  • Grendel's View Of The Danes: Chapter Analysis

    366 Words  | 2 Pages

    to describe the sound of the great hall show evidence of interlace between Grendel’s view and the view of the Danes. There is a shift in perspective from line 89 to 90. This shift was defined by Professor Laskaya in lecture to be circling, or interlace in the narrative. Grendel’s view in line 88 describes the sounds from the hall using the words “din” and “loud” (88). In line 89, it says that the harp was “struck” (89). These words relay the message that Grendel interprets the sound as noise, and it

  • Stapedius Muscle Essay

    556 Words  | 3 Pages

    that affect the transmission of sound to the cochlea. While the majority of these structures promote amplification of sound, the muscles of the middle ear actually serve to protect hearing from damage caused by loud sounds. The tensor tympani and stapedius muscle work together to activate the acoustic reflex when needed. The tensor tympani and the stapedius muscle serve to “increase resonant frequency of the middle ear to protect the inner ear from high sound pressure levels”(Pau, Punke, Zehlicke
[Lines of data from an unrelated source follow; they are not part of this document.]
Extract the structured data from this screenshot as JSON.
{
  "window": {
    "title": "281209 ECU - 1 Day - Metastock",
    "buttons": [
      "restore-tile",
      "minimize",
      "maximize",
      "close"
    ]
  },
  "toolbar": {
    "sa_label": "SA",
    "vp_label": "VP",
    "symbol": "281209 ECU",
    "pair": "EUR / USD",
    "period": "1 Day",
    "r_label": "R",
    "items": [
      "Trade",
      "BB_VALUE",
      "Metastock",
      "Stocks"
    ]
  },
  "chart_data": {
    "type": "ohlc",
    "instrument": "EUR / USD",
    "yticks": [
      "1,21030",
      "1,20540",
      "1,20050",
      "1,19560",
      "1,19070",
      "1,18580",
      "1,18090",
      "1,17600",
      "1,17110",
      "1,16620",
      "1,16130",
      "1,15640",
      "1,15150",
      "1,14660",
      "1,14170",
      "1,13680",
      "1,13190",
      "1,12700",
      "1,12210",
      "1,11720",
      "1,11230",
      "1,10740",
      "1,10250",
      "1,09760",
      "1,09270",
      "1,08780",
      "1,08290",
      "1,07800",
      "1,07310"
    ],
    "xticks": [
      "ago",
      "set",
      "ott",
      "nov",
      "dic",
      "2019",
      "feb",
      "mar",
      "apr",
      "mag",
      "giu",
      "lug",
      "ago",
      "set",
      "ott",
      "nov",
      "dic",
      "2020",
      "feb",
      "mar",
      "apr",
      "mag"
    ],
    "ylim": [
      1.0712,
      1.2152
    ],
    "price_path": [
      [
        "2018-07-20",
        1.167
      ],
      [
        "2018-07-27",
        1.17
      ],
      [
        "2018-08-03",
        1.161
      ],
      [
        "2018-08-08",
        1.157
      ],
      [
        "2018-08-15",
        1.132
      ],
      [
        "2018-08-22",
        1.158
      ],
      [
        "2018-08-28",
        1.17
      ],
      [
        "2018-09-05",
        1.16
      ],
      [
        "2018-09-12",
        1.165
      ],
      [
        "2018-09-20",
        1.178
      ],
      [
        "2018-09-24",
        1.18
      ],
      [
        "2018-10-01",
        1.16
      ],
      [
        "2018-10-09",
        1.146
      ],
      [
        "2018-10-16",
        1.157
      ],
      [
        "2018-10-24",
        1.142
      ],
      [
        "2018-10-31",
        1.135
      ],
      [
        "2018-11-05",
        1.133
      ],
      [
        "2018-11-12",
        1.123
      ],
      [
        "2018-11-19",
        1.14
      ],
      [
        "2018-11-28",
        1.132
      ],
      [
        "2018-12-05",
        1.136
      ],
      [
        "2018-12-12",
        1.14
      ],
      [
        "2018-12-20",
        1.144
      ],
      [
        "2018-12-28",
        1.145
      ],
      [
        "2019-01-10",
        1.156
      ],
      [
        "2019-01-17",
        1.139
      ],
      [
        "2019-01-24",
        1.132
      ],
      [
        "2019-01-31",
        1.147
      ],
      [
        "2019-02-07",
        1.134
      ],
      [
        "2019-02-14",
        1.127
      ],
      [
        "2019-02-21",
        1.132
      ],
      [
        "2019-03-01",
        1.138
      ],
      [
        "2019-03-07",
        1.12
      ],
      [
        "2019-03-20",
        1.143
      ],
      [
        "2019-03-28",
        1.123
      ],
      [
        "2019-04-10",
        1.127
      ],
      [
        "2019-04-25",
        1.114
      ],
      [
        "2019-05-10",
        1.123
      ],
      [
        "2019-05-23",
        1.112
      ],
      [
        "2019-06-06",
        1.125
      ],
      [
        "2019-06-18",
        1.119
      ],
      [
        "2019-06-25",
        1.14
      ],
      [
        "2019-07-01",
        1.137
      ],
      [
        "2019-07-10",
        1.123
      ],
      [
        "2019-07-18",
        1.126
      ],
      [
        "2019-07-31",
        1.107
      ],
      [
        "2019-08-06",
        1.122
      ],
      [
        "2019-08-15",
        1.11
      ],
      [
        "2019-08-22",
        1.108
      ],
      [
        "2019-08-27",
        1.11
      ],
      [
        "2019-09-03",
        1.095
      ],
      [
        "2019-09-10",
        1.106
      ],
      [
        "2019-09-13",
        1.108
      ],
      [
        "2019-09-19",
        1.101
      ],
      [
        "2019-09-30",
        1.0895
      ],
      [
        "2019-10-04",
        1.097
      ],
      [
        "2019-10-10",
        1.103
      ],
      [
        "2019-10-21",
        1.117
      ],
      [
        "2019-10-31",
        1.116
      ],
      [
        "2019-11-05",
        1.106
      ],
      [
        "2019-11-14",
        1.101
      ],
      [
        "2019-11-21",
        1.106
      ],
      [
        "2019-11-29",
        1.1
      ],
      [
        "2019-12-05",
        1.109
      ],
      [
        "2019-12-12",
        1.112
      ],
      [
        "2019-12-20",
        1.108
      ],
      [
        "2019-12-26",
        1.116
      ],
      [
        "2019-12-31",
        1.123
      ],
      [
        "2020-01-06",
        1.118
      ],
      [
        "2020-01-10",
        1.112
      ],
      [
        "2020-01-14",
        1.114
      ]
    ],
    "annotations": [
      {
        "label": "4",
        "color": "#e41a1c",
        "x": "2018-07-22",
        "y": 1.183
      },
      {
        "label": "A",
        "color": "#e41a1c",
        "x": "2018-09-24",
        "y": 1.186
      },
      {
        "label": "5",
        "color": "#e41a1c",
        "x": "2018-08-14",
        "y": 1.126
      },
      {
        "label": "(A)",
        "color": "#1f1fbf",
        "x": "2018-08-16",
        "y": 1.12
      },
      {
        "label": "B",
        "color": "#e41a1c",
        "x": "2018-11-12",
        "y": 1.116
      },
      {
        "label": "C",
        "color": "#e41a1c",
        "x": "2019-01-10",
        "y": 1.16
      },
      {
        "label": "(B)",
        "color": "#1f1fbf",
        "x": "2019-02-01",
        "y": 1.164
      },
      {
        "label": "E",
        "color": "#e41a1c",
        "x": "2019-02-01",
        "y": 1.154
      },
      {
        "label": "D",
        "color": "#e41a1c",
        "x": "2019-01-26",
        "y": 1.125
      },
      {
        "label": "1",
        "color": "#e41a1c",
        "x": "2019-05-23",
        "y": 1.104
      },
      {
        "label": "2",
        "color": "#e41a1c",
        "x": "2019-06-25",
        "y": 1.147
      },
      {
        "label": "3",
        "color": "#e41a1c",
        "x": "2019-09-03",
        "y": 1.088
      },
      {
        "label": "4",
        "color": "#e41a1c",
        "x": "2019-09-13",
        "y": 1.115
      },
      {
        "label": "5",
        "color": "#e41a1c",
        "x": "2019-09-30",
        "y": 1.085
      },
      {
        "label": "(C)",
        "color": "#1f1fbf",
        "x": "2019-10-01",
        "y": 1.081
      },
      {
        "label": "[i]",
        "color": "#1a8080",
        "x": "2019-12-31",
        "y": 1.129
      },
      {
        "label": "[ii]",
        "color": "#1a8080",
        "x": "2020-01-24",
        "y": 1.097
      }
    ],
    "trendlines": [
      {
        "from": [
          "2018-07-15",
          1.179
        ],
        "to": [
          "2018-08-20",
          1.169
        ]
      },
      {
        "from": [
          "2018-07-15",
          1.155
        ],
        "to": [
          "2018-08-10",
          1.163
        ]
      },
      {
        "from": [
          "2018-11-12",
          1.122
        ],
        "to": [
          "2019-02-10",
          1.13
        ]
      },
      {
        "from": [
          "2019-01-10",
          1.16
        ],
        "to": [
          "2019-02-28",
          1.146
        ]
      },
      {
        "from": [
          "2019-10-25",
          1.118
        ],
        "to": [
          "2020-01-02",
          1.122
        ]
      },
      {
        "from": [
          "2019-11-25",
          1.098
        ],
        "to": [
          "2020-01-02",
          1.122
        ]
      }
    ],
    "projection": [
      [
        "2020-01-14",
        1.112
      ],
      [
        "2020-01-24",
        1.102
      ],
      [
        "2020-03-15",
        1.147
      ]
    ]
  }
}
  • Silence In John Cage: The Role And Evolution Of Silence

    747 Words  | 3 Pages

    understanding the meaning of music and sound. According to Cage, when he is listening to ‘music’ it is as though someone is talking about their feelings or their ideas. When sound is presented in a raw, natural form for example, in the case of traffic, it is simply sound that is acting. This activity of sound is what caught Cage’s interest because of its transient ability to be loud or soft, long or short, high or low etc., leaving him satisfied, without having the need for sound to ‘talk’ to him. In this paper